### Your instructions
The answer must consist of every line from the data that holds the string "Audio".

Start of Block

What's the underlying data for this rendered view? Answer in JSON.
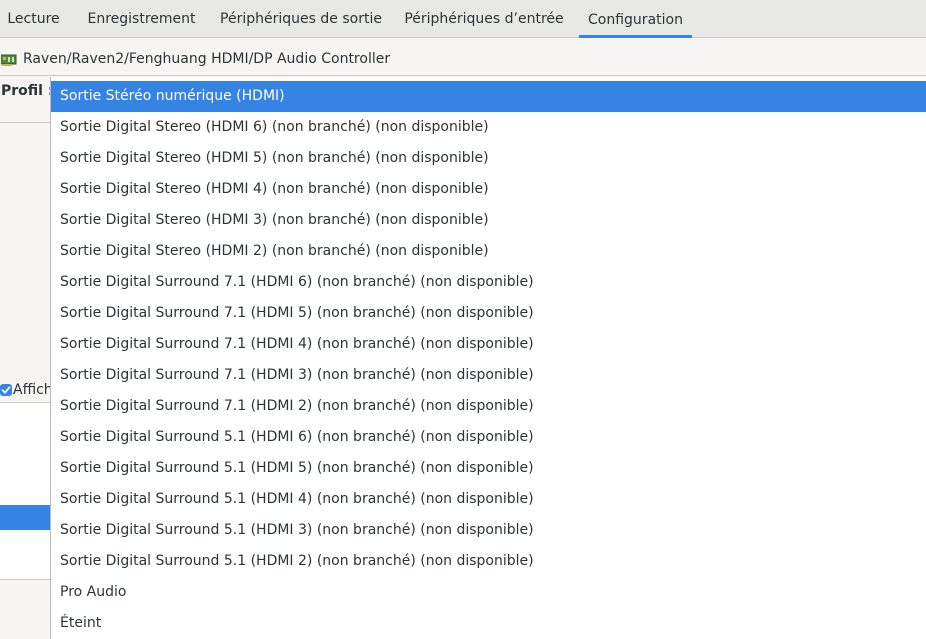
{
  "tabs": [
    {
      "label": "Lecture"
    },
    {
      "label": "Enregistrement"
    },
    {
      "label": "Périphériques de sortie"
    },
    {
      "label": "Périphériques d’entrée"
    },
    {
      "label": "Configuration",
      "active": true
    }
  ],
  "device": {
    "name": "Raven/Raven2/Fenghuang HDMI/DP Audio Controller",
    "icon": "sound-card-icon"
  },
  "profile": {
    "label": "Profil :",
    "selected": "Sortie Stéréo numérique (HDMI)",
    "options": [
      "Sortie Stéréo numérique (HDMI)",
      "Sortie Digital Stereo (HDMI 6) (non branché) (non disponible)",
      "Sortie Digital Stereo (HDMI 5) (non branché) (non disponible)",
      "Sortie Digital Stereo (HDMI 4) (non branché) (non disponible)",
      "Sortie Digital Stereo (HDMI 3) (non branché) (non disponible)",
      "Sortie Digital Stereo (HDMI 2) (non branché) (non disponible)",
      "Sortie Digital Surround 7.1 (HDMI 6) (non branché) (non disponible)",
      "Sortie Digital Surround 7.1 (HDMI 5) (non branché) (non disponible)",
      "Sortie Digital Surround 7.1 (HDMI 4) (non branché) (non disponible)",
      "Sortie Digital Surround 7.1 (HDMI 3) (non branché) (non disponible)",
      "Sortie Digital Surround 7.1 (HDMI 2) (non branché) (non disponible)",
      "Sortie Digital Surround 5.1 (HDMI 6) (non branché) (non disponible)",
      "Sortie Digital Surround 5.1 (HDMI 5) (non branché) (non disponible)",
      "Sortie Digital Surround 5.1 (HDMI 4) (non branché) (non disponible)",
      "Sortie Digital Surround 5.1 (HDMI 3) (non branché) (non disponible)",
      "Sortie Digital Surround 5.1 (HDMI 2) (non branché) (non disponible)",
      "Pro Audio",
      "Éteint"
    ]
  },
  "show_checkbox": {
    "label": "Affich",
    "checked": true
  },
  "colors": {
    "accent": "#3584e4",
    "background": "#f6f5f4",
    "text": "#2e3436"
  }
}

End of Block

### Your solution
    "name": "Raven/Raven2/Fenghuang HDMI/DP Audio Controller",
      "Pro Audio",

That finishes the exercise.